Harvard endowment posts ‘disappointing’ results

But the $36bn fund reported strong real estate returns as it plans to spin out its direct real estate platform by year-end.

Harvard Management Company, which oversees the university's $35.7 billion endowment, has said it is disappointed by its annual returns despite a ‘strong’ performance in real estate, PERE's sister publication, Private Equity International, reported Thursday.

The endowment generated an 8.1 percent return for the fiscal year ended 30 June 2017, up from a 2 percent loss the previous year, according to a letter from NP Narvekar, chief executive of HMC, from earlier this week. The growth reflected strong performances across the endowment’s public equity, private equity and direct real estate platform, according to the letter, although HMC did not comment on the specific performance of its real estate portfolio.

HMC had a 14.5 percent allocation to real estate as of June 30 2016, according to its 2016 annual report. The fund’s direct real estate holdings generated a 13.8 percent return for the fiscal year ended June 30 2016, above its 9.4 percent benchmark.

HMC's robust real estate returns last year were largely driven by its direct investment program in the asset class. The internally-led strategy, which began in 2010, now comprises more than half of the overall real estate portfolio and returned 20.2 percent for fiscal year ended June 30 2016.

HMC executed secondaries sales in private equity and real estate this year that generated “significant liquidity” for the endowment. In April, the manager sold $2 billion of real estate assets to Landmark Partners and Metropolitan Real Estate Equity Management in a bid to reduce its exposure to the asset class, PERE previously reported.

By contrast, the fund reported a challenging year for its natural resources investments.

“Our performance is disappointing and not where it needs to be,” Narvekar noted. “Indeed, the opportunity to improve this is what attracted me to the leadership role of Harvard Management Company. The endowment’s returns are a symptom of deep structural problems at HMC and the resultant significant issues in the portfolio.”

Narvekar’s disappointment comes despite an “aggressive plan to restructure HMC and create the necessary organizational and investment culture” since joining in December, the letter stated. The chief executive’s efforts have included establishing a new generalist investment model, recruiting new senior investment team members and creating a new risk framework.

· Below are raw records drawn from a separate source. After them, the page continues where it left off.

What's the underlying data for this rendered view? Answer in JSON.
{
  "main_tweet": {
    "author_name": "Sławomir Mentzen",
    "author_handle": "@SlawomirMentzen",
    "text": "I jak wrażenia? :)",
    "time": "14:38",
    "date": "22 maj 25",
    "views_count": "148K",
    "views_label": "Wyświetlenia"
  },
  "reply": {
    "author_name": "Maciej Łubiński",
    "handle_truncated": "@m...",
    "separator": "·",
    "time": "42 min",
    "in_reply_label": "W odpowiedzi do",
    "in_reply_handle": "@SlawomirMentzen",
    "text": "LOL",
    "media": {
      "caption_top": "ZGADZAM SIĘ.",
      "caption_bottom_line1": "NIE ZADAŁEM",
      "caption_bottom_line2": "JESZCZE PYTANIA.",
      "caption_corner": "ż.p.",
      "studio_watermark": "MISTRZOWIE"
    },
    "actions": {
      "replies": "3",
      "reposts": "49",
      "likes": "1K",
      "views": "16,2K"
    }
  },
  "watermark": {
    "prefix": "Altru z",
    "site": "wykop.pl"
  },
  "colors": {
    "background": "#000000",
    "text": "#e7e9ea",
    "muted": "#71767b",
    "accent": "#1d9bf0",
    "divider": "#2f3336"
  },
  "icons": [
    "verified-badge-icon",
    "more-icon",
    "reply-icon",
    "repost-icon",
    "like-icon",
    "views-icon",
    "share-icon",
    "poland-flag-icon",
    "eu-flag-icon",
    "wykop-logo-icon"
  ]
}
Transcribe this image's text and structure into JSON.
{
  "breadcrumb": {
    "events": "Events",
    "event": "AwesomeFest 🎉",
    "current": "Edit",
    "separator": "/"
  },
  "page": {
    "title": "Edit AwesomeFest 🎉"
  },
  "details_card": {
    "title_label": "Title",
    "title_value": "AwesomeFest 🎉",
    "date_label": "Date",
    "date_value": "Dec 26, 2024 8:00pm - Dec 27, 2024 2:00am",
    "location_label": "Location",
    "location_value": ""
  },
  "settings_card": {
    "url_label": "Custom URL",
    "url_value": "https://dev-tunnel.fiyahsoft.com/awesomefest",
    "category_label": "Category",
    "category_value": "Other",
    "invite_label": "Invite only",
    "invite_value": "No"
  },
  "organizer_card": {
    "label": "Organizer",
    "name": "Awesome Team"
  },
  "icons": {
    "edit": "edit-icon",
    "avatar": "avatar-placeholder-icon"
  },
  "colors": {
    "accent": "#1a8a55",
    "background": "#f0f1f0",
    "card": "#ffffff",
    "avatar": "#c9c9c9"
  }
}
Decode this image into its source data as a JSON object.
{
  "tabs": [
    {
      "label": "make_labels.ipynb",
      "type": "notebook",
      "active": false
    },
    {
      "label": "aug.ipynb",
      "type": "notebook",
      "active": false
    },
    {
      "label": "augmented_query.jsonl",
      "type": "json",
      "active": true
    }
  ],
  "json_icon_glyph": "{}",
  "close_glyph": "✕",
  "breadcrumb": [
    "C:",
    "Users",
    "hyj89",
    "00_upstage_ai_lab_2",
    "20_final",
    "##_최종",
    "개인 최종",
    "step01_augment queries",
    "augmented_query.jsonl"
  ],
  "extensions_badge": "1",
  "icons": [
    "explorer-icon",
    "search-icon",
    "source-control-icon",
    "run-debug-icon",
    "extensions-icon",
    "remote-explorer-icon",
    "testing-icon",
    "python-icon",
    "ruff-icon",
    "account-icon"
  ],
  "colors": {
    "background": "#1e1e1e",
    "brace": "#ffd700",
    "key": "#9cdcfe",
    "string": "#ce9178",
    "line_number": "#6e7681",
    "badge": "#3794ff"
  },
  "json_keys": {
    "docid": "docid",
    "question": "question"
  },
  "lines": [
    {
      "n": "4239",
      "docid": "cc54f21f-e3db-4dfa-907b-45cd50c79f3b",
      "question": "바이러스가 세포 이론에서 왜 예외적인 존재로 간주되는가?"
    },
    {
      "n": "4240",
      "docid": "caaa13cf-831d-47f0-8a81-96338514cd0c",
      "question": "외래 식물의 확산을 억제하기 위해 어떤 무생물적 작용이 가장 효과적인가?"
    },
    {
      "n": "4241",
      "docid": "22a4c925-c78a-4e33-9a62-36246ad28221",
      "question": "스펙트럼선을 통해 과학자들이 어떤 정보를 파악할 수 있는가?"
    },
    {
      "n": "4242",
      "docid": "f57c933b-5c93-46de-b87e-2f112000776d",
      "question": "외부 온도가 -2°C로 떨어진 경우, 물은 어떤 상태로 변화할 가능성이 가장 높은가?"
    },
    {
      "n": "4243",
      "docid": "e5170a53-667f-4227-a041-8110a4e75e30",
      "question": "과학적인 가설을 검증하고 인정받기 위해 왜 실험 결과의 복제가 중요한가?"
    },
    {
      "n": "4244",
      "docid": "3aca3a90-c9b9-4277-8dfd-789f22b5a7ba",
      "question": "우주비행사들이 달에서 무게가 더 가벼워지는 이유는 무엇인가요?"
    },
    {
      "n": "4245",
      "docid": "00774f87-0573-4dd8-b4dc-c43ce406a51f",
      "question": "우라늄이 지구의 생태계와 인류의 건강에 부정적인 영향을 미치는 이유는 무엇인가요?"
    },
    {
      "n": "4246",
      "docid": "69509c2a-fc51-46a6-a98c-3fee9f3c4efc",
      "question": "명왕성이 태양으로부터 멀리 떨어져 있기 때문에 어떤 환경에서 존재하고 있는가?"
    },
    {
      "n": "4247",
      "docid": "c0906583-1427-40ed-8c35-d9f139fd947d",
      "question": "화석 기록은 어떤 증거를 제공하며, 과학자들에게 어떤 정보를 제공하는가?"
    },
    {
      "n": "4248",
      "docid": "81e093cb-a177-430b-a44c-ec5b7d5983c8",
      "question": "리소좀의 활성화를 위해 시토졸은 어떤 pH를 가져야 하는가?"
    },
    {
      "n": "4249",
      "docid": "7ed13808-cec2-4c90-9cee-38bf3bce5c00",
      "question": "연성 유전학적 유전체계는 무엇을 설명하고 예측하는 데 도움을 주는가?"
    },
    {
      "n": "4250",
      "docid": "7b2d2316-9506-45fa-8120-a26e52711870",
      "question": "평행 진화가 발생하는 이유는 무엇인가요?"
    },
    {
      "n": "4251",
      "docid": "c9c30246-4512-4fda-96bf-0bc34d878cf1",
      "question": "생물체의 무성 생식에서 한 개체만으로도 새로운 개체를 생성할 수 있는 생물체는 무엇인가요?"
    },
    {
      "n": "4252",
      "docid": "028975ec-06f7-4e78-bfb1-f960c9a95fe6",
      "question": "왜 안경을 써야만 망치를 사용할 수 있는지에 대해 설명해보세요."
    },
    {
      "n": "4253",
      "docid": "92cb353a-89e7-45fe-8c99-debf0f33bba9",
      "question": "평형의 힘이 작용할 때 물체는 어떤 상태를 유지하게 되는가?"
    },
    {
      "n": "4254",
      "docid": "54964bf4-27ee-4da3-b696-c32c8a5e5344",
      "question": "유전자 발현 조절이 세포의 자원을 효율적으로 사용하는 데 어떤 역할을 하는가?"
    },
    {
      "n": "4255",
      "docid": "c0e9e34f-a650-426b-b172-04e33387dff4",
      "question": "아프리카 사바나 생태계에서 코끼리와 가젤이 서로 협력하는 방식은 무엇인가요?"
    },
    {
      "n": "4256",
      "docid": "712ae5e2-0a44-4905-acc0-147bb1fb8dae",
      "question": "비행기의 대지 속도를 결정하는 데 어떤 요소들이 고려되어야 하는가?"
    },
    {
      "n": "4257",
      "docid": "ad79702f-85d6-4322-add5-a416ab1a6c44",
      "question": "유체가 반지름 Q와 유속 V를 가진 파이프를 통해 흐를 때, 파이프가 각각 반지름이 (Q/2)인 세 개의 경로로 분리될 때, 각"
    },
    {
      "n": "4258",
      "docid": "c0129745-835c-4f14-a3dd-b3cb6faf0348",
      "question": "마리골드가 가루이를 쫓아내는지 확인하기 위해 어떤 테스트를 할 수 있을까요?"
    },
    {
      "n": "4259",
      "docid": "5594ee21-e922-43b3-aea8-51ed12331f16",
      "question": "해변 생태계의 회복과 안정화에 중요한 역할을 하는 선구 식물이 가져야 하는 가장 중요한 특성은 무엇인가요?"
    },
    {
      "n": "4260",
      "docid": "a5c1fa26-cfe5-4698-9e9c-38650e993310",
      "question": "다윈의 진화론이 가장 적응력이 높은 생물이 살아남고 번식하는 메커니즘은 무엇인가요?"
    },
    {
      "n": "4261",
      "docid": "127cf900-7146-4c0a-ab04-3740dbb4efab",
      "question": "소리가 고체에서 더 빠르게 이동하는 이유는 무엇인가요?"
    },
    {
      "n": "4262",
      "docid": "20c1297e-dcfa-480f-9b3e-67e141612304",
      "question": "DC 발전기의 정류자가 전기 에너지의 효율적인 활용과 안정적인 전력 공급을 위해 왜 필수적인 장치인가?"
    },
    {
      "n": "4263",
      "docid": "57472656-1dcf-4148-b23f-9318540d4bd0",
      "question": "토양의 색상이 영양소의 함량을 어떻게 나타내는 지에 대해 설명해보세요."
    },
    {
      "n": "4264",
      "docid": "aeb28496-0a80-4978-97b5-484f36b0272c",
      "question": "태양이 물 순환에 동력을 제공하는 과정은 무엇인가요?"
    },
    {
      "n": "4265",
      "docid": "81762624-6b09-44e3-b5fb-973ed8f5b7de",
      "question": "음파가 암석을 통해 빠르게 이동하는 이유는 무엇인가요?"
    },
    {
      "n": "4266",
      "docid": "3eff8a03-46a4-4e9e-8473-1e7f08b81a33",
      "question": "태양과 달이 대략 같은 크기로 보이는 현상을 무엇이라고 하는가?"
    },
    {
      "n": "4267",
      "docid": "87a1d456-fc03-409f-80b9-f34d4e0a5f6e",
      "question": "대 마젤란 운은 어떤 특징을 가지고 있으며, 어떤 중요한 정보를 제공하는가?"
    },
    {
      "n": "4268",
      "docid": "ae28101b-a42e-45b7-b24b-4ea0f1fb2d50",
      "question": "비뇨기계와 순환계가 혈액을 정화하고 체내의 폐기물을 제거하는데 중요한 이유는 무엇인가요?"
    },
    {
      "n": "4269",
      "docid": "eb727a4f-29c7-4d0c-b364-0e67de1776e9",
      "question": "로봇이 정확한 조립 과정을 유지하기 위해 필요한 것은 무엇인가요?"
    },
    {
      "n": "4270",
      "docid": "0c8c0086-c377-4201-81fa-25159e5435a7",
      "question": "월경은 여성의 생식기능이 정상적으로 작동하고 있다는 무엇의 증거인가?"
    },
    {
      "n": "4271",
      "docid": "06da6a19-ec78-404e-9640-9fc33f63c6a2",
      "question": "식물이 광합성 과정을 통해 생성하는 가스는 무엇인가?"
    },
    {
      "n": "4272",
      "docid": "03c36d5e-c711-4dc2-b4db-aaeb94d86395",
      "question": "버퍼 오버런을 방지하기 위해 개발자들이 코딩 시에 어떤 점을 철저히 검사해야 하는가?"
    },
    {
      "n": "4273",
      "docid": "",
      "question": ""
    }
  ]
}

As part of HMC's overhaul, the fund announced in January that its real estate team would spin out and become an external manager by the end of the year. Although HMC’s investments in internally-managed portfolios generated superior returns in the past, in recent years, the massive flow of capital to external managers has made it more difficult for the endowment to attract and retain talent and remain agile enough to take advantage of shifting opportunities.

Nathan Flanders, a managing director at Fitch Ratings, told PERE in January that HMC was an exception among its peers for investing in alternatives internally. 

– With additional reporting by Meghan Morris